There are many questions that arise with the diagnosis of Schizophrenia. How true are the “hallucinations” of a Schizophrenic? Can those with Schizophrenia learn to ignore their hallucinations, and by pass their medication?
Although many individuals have questions about this mental monster, rarely is the mental disorder researched and understood. Instead individuals theorize on what the answers to all the questions asked might be. This leads to misconceptions and misinformed individuals.
In the film, A Beautiful Mind, Russell Crowe plays the part of John Nash. Nash is an incredibly intelligent young man who is attending Princeton University on a Mathematic Scholarship. There at Princeton he meets his roommate, Charles. Nash publishes a governing concept and is later invited to the Pentagon to help with encrypted messages. Along side his intelligence and success, Nash is slowly developing Paranoid Schizophrenia. While at the Pentagon, Nash becomes involved in a “mysterious” assignment given by a “mysterious” supervisor by the name of William Parcher. He is so caught up with the new assignment that he neglects his career, wife and child. When Nash attempts to run away from what he believes are soviet agents, his wife, Alicia seeks medical help for her husband who seems to have lost his mind.
It was a medical doctor by the name of Rosen, which clarifies Nash’s diagnosis, paranoid Schizophrenia. Insulin Shock Therapy and anti-psychotic drugs are prescribed but the brilliant mathematician refuses to take them and by passes them leading him to relapse. It is not until his wife attempts to leave him with their child that Nash accepts that he is a paranoid Schizophrenic and that the people he sees/hears are not real that he learns to ignore his paranoid hallucinations without medication.
It was possible for John Nash to by pass medication, ignore hallucinations, live a normal life along side with his family and son and even be successful by earning a Nobel Prize. But, is this possible for all or most individuals?
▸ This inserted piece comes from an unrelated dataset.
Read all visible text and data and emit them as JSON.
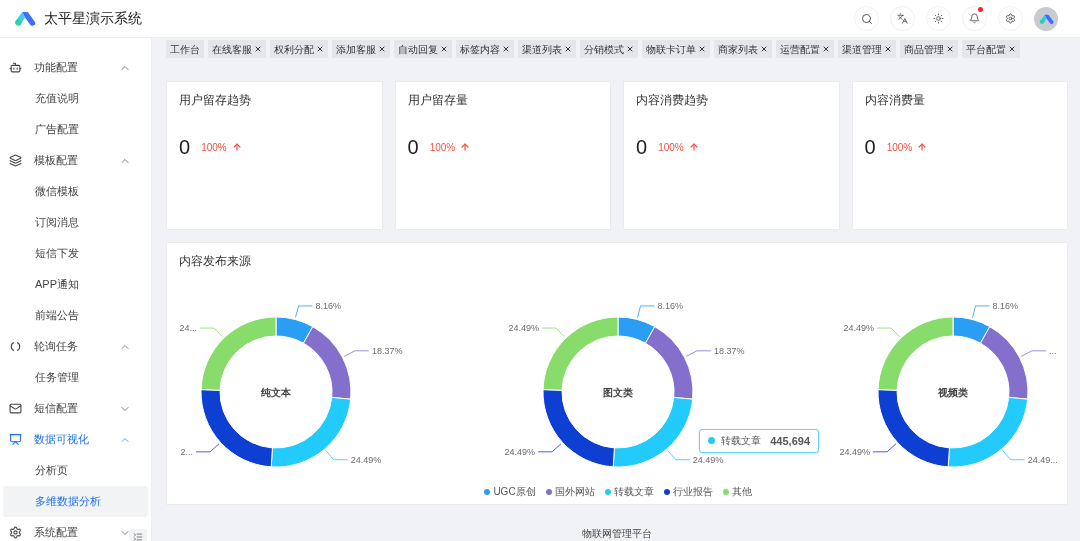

An article, written by John Hopkins press members Peter Slade and Richard Bentall, states several ways for Schizophrenics to ignore their hallucinations. Some of these procedures presented include: systematic desensitization, the person with Schizophrenia must learn how to over come their fears and learn to relax through the hallucination. The simple actions of saying “STOP” may help ignore hallucinations presented. Using a pair of head phones with music or ‘loud humming’ to drown out the hallucination, keeping track of how many hallucinations occur in a days period and using ‘first-person-singular therapy voices’ (talking to your self will counter act and dismiss any hallucination present). Another technique to being successful at ignoring schizophrenic hallucinations is the simple technique that John Nash learned to use. The hallucination, people, will always be there but you simply can not acknowledge them or it.
So the questions can be answered. It is possible for those with Schizophrenia to learn how to ignore their hallucinations, whether they are visual or auditory. For those like John Nash who did not want to use the option of medication, there are other resources that can be used such as those that Peter Slade and Richard Bentall. Hand in hand there are positive outcomes to learning to ignore hallucinations. The article written by these two individuals stated that the results of ignoring hallucinations caused those individuals with Schizophrenia to focus more, have less anxiety, and less distractions which leads to a more successful life.
- Schizophrenia and Creativity (psychologytoday.com)
- Schizophrenia (neumannpsychology.wordpress.com)
- Smokers could be more prone to schizophrenia (eurekalert.org)
- Kony 2012 Director: What is Brief Reactive Psychosis or Brief Psychotic Disorder? (psychcentral.com)
- Richard Bentall – Diagnoses are psychiatry’s star signs. Let’s listen more and drug people less (recoverynetworktoronto.wordpress.com)
- Study: Schizophrenia’s Hallucinated Voices Drown Out Real Ones (livescience.com)
- Do Blacks Suffer From More Schizophrenia or Is It Bias? (clutchmagonline.com)